Gawande introduces the Berkeley psychologist Christina Maslach, who is one of the leading experts on occupational burnout: her Maslach Burnout Inventory has been used for almost four decades to track worker well-being.
One of the striking findings from Maslach’s research is that the burnout rate among physicians has been rapidly rising over the last decade. Interestingly, this rate differs between different specialities — sometimes in unexpected ways.
Neurosurgeons, for example, report lower levels of burnout than emergency physicians, even though the surgeons work longer hours and experience poorer work-life balance than ER doctors.
As Gawande reports, this puzzle was partly solved when a research team from the Mayo Clinic looked closer at the causes of physician burnout. Their discovery: one of the strongest predictors of burnout was how much time the doctor spent staring at a computer screen.
Surgeons spend most of their clinical time performing surgeries. Emergency physicians, by contrast, spend an increasing amount of this time wrangling information into electronic medical systems. Gawande cites a 2016 study that finds the average physician now spends two hours at a computer screen for every hour they spend working with patients.
Electronic medical records present a complicated case. As Gawande emphasizes, this technology undoubtedly represents the future of medical care — it solves many problems, and going back to ad hoc, handwritten systems is no more viable than the acolytes of Ned Ludd demanding the return of hand-driven looms.
The solutions Gawande outline include two major themes. The first is making these systems smaller, more agile, and more responsive to the way specific physicians actually practice, instead of trying to introduce massive, monolithic software that generically applies to many different specialities.
The second theme is introducing more administrative help to mediate between the doctor’s clinical work and interactions with the electronic systems (e.g., my recent article on intellectual specialization).

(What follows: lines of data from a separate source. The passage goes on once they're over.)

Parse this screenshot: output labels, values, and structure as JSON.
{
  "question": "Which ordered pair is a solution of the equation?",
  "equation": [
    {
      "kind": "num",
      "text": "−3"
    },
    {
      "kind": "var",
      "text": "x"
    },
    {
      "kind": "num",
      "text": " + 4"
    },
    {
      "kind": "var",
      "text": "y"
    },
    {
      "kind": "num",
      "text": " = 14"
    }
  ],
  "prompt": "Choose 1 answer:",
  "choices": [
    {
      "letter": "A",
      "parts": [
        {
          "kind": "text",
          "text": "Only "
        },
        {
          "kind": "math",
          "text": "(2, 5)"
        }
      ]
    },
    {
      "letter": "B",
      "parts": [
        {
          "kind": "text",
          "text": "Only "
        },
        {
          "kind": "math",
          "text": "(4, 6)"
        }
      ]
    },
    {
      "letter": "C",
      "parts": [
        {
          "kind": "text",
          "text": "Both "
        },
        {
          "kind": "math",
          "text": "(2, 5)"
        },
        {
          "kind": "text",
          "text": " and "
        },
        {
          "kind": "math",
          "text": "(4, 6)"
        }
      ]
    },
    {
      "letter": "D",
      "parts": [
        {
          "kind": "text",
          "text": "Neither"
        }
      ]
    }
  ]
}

What caught my attention as I read this article, however, is that many knowledge work fields have experienced a similar shift where individuals now spend increasing amounts of their day interacting with screens instead of performing the high-value activities for which they were trained (just ask any professor, computer programmer or lawyer).

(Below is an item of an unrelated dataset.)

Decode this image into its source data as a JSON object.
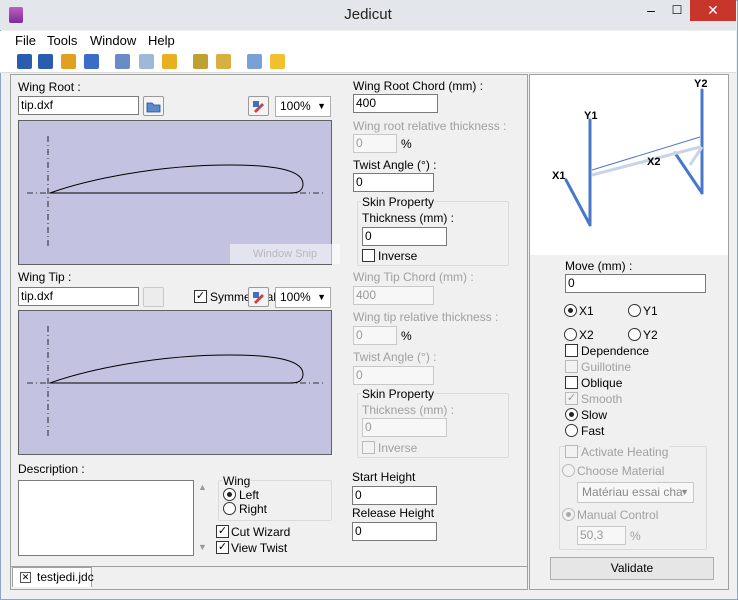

For us, it’s email and instant messenger instead of electronic medical systems, but there’s no reason to believe that the effect wouldn’t be the same: more ancillary screen time produces less well-being and, eventually, more burnout.
In the rarified and focused world of medical care, there are solutions to this screen creep problem. But where are the solutions for the rest of us? This is arguably one of the biggest problems facing our increasingly knowledge-based economy, and yet few currently take it seriously.